Website and app data records:
#####
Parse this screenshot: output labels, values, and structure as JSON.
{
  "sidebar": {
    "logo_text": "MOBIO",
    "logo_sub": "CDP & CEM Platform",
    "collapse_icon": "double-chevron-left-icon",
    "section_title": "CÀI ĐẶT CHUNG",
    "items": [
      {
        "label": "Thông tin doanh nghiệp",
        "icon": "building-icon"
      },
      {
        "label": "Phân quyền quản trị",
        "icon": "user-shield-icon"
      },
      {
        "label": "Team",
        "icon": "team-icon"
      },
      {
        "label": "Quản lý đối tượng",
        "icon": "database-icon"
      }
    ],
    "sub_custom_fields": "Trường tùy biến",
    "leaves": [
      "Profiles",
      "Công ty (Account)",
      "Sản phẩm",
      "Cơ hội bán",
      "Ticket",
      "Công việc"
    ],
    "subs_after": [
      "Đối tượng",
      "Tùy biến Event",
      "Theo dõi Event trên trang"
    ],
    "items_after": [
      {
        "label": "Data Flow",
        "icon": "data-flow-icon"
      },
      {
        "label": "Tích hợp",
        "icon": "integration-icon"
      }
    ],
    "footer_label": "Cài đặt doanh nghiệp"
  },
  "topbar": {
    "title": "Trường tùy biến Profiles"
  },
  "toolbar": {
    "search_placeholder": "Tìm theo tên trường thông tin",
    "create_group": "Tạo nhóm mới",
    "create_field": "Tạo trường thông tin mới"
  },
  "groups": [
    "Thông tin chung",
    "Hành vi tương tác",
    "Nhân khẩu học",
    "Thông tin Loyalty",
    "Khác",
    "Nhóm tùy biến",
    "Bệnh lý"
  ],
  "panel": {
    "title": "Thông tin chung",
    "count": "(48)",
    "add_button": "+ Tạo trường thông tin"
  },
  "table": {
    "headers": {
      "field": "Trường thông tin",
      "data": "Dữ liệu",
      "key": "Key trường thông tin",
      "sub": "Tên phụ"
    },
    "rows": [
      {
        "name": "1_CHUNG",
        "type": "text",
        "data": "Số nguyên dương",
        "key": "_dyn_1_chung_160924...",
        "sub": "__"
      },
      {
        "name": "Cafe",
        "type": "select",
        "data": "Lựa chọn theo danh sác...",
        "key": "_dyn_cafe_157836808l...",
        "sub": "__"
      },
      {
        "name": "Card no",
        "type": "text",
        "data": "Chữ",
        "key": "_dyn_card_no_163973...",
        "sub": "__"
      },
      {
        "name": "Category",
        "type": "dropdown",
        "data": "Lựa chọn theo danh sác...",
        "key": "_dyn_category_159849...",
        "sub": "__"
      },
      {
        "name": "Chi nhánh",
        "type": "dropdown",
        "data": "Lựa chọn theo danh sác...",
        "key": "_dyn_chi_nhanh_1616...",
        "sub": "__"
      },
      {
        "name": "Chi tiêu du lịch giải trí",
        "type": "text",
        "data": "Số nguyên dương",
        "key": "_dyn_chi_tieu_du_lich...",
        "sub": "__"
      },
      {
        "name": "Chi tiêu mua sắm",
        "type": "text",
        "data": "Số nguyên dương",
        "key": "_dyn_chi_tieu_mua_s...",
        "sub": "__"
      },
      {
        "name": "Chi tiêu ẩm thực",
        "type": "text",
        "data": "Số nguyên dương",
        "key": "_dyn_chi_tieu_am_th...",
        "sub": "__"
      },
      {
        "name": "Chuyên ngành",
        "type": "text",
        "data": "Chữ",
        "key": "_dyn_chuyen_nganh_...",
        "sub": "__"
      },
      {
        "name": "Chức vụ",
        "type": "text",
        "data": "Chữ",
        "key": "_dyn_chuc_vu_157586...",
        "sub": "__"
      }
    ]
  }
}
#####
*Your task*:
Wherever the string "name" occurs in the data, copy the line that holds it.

*Result*:
        "name": "1_CHUNG",
        "name": "Cafe",
        "name": "Card no",
        "name": "Category",
        "name": "Chi nhánh",
        "name": "Chi tiêu du lịch giải trí",
        "name": "Chi tiêu mua sắm",
        "name": "Chi tiêu ẩm thực",
        "name": "Chuyên ngành",
        "name": "Chức vụ",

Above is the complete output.